Occasionally something will come along that really surprises you. Recently I produced a simple Flipcam video of a CEO of a medium-sized company adding a bit of colour and commentary to some research presented in a media release. News Ltd. picked up the video from the website and ran it across all their online mastheads giving us mass coverage. It was a great but certainly nothing we’d planned for.

If your brand is strong and you have a solid community of advocates, enthusiasts and supporters of what it is you do, then if you create killer content, it’s more likely to be shared around, liked and retweeted because you have a fan base to do that.

JH: How does content marketing sit alongside SEO?

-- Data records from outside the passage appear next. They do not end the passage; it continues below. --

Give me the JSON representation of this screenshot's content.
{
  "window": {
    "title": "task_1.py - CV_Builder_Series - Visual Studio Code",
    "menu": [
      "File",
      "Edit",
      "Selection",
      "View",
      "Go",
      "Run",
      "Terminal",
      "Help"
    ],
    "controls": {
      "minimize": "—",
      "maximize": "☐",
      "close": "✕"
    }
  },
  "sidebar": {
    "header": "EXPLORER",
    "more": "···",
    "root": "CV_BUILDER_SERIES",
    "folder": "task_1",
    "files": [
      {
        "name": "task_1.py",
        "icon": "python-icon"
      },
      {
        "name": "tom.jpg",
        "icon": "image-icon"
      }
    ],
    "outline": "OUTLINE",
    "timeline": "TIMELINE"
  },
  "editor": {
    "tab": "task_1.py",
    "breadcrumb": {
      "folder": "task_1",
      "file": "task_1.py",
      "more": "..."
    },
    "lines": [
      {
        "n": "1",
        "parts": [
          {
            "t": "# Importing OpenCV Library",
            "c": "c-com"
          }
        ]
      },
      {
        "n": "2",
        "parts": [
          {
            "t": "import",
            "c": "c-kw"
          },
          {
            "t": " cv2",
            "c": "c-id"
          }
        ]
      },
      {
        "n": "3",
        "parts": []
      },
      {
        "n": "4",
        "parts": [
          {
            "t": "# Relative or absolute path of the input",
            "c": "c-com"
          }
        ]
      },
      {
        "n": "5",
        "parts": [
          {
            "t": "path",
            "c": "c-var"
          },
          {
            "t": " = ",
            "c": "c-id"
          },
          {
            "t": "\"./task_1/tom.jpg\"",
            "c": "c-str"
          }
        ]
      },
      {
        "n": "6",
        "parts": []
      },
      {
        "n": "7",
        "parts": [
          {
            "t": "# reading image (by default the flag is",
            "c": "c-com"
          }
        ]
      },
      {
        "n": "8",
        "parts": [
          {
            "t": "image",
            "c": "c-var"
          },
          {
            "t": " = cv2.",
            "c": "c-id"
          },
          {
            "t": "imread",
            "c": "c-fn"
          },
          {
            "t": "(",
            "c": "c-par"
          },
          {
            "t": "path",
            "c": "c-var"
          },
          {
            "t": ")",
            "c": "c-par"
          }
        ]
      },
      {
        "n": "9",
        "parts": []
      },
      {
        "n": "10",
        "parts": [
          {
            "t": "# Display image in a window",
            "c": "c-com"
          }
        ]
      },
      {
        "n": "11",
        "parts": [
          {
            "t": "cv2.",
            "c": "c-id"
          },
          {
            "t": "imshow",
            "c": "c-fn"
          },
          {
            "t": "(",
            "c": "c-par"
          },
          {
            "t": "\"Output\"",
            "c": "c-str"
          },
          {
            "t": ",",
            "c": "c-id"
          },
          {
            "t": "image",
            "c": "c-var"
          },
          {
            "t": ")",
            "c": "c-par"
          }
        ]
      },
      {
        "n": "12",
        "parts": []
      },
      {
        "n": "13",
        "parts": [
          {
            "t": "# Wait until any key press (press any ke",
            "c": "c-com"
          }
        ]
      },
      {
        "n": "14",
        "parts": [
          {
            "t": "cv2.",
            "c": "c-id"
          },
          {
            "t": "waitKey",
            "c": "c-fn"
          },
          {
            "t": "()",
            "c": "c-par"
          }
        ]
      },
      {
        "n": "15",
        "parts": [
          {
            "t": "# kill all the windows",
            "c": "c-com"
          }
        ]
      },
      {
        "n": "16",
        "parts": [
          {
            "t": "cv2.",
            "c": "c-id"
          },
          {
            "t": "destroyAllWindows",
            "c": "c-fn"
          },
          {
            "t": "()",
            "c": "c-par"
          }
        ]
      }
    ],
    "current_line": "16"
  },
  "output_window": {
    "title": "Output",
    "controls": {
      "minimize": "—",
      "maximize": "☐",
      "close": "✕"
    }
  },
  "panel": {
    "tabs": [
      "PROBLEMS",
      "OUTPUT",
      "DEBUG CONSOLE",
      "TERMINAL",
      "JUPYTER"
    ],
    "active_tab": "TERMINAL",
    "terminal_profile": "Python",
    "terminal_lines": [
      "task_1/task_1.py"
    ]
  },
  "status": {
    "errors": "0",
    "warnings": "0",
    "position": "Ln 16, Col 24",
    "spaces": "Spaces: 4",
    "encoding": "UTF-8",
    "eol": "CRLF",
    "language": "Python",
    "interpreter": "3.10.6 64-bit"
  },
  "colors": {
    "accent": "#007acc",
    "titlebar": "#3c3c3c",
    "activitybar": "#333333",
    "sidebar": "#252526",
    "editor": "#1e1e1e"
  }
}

TY: Very closely. Lee Odden from TopRankBlog talks a lot about the ‘holy trinity’ of search, social and content. The key is to bring the three elements together for optimum effect. In an interview I read with Lee he pointed out that SEO focuses on rankings and traffic, content people think about distribution of press releases and blog posts, while the social media guys care about engagement. That presents an inherent challenge for uniting the three but the goal is to start bringing them together.

My focus is on producing the best content I can that I hope will resonate with the audience. Knowing what keywords and phrases need to be employed is fine. I’ll incorporate them but only if their inclusion adds value to the finished product. In other words, avoid over-using keywords and blanding out your content for the sake of SEO.

JH: What does the next 12 months look like for content marketing?

TY: If you talked about content marketing to people 12-18 months ago you would have probably got a blank stare. There are less blank stares today and there will be even less by the end of 2013 as content marketing gains traction in Australia. It is more or less mainstream in a business and marketing sense in the US. It’s not at that level in Australia yet, but the signs are there.

Content curation will become really important – careful and strategic curation of content and adding insights.

Video is going to get even bigger. A strong emerging theme is the humanisation of brands, that is, getting people out from closed doors and interacting with customers, and putting internal experts at the front and centre of a company’s content efforts. Video humanises a business.

Smart marketers will up the ante by producing high quality content that can be repurposed, remixed, or as Ann Handley from Marketing Profs  says: “re-imagined”. They will have content as a cornerstone of their marketing and PR efforts. Whether that means employing journalists or using an external agency, I don’t know, but it’s bound to happen.

You can follow Trevor on Twitter @trevoryoung

This post was originally featured on the SMK blog